[RECORDS FOR PROCESSING]
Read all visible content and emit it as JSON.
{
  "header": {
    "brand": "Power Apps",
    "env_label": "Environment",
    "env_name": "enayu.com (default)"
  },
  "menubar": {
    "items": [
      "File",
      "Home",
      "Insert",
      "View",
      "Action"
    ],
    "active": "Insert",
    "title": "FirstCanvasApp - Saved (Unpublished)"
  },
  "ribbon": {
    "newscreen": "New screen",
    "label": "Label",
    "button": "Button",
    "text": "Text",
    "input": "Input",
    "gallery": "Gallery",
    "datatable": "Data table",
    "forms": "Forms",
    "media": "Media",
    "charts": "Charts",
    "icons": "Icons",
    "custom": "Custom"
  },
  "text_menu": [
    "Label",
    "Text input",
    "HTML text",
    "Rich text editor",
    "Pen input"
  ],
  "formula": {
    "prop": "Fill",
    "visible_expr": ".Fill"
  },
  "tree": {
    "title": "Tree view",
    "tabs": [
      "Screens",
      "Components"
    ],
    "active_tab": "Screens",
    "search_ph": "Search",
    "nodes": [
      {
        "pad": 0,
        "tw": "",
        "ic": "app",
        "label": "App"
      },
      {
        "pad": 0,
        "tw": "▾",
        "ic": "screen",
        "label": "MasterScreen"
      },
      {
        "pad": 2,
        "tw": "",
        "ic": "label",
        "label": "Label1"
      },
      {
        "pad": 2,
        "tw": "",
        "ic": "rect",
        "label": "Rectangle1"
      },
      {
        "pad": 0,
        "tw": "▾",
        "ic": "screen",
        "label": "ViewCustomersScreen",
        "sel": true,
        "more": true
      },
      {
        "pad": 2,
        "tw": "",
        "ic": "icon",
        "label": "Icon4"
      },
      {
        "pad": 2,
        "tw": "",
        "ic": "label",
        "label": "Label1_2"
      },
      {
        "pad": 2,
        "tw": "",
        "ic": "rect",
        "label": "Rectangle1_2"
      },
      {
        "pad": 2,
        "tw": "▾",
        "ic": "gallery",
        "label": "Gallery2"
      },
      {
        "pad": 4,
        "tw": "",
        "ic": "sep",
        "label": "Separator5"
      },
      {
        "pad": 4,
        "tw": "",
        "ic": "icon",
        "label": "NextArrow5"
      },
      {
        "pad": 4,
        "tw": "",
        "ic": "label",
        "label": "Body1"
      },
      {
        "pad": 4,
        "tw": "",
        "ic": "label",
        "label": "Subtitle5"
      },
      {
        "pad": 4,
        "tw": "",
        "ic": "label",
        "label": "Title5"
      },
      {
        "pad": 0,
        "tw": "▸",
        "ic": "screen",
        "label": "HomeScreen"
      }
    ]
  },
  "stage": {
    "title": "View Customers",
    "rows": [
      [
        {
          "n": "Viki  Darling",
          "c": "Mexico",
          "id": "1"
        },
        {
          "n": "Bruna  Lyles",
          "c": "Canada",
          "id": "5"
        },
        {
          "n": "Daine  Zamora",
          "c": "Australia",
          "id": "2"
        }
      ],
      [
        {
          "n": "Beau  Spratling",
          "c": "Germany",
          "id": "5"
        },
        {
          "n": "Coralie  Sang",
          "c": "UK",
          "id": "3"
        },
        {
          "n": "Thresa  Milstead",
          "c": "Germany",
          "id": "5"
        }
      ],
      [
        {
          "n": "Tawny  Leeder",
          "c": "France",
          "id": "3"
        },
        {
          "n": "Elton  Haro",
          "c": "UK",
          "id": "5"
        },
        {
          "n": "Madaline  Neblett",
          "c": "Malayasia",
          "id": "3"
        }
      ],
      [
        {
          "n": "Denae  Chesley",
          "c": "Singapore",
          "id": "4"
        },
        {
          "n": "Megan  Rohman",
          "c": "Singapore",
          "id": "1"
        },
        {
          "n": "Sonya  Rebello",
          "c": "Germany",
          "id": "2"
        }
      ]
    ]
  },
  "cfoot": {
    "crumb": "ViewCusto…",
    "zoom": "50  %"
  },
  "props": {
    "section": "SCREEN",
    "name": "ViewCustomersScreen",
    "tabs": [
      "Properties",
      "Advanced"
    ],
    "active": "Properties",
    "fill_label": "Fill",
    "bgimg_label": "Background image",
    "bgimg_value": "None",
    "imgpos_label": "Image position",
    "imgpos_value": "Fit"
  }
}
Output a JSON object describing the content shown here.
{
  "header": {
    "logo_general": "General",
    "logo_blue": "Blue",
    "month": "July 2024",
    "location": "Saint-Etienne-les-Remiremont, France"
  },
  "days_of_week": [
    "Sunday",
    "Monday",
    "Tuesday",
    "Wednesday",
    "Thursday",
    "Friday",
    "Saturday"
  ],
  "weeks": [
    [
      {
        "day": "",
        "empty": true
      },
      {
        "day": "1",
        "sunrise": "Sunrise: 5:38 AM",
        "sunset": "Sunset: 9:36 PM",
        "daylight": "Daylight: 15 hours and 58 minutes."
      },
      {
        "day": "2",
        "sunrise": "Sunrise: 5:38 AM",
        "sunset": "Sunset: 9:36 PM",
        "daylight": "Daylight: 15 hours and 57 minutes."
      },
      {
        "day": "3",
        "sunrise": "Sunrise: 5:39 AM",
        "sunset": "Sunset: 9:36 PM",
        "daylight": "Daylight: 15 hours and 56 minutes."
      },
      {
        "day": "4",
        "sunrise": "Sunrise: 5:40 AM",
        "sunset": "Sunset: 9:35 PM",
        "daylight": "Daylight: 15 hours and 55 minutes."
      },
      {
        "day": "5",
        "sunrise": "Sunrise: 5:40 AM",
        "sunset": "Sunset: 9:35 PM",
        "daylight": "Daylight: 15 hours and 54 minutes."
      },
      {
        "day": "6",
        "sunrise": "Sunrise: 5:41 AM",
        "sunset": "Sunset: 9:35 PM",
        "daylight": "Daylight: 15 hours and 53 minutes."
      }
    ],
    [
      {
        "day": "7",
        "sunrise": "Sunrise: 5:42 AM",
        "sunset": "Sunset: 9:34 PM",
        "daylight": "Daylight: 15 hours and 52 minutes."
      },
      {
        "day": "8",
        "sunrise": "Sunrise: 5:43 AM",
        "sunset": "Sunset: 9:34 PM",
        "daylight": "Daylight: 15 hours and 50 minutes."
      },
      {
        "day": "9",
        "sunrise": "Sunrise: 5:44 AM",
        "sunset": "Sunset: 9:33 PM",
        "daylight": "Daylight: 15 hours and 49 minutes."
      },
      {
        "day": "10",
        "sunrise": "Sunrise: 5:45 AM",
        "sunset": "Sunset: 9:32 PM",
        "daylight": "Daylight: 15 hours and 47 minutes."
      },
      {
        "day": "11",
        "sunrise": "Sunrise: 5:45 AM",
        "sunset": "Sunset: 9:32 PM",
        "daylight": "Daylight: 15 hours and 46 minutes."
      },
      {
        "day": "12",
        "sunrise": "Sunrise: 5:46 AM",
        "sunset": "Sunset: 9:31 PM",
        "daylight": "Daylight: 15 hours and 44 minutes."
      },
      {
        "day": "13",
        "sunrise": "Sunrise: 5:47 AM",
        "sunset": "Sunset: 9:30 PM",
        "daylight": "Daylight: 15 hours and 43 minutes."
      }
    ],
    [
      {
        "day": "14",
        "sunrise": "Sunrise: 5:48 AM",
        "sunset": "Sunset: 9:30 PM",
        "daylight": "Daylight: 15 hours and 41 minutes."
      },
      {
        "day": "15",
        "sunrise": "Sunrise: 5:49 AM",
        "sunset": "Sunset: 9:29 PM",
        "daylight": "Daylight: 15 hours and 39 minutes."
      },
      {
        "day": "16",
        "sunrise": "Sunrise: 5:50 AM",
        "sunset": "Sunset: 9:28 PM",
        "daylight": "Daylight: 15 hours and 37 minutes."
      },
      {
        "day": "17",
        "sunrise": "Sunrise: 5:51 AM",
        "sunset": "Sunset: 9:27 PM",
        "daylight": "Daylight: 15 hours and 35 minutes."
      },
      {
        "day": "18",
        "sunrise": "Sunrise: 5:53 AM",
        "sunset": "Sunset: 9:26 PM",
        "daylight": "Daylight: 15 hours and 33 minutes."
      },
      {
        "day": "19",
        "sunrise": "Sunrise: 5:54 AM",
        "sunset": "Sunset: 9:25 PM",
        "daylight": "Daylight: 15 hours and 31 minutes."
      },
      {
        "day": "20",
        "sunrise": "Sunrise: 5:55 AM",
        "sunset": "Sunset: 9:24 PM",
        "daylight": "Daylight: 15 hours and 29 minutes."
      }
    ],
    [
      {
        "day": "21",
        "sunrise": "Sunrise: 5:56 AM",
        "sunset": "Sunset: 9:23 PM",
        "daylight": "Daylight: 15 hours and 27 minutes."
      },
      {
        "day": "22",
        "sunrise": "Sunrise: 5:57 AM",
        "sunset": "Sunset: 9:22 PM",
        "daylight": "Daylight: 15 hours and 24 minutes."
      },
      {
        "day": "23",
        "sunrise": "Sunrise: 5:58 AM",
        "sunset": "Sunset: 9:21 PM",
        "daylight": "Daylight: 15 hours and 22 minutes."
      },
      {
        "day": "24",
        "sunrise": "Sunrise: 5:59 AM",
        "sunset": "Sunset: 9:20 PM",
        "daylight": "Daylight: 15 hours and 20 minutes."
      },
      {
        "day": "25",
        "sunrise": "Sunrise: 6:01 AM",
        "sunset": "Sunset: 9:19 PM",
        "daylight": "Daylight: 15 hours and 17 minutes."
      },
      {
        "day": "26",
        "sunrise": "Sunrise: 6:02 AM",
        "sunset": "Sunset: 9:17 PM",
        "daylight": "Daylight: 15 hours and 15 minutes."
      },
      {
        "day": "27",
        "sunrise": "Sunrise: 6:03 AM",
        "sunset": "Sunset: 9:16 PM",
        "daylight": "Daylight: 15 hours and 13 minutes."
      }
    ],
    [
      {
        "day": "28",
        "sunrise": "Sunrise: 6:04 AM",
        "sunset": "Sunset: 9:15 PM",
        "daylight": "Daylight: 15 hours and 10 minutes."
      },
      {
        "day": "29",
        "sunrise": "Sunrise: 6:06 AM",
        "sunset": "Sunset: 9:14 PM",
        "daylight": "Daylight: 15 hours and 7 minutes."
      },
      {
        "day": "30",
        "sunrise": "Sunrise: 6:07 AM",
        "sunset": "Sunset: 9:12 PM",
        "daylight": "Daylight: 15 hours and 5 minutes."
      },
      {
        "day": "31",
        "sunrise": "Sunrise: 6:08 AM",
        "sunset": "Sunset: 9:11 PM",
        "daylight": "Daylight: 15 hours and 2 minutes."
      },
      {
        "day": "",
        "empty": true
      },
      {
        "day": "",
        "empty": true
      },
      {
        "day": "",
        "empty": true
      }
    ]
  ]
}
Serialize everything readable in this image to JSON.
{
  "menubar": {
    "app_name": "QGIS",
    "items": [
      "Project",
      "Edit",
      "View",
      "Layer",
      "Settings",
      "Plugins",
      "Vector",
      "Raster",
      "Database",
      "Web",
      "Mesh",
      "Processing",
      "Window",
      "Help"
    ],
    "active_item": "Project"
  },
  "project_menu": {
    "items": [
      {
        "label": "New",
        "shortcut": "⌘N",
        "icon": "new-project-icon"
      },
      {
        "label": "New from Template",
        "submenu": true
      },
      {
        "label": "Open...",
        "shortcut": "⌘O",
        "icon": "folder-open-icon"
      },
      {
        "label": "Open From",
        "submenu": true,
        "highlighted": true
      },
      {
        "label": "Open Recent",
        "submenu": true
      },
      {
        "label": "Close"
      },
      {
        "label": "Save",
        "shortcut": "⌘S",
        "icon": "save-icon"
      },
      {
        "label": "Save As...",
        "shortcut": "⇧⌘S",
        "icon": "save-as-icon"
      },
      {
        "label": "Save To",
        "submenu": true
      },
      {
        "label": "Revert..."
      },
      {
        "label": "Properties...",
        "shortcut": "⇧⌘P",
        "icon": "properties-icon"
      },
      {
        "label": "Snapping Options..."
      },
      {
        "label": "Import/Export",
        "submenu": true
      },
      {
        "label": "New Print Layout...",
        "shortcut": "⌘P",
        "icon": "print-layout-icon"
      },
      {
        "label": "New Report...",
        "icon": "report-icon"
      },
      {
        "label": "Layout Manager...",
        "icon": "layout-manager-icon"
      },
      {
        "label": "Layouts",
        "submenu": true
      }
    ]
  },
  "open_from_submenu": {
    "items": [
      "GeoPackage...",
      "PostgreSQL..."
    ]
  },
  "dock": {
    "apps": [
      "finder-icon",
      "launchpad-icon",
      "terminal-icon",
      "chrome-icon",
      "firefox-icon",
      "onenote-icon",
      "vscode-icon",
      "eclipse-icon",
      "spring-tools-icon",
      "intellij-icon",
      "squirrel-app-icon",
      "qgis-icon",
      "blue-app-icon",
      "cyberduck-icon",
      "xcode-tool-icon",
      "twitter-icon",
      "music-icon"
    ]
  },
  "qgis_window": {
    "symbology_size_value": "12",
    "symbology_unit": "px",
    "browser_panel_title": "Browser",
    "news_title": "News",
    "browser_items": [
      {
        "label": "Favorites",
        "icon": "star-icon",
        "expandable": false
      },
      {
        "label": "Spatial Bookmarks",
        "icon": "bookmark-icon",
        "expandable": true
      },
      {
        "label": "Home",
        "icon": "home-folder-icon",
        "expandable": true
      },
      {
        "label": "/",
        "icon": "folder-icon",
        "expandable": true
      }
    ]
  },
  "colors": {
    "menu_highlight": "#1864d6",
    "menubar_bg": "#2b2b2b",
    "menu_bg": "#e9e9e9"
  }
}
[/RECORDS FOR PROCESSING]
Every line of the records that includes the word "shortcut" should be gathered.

**COMPLETED TASK**
        "shortcut": "⌘N",
        "shortcut": "⌘O",
        "shortcut": "⌘S",
        "shortcut": "⇧⌘S",
        "shortcut": "⇧⌘P",
        "shortcut": "⌘P",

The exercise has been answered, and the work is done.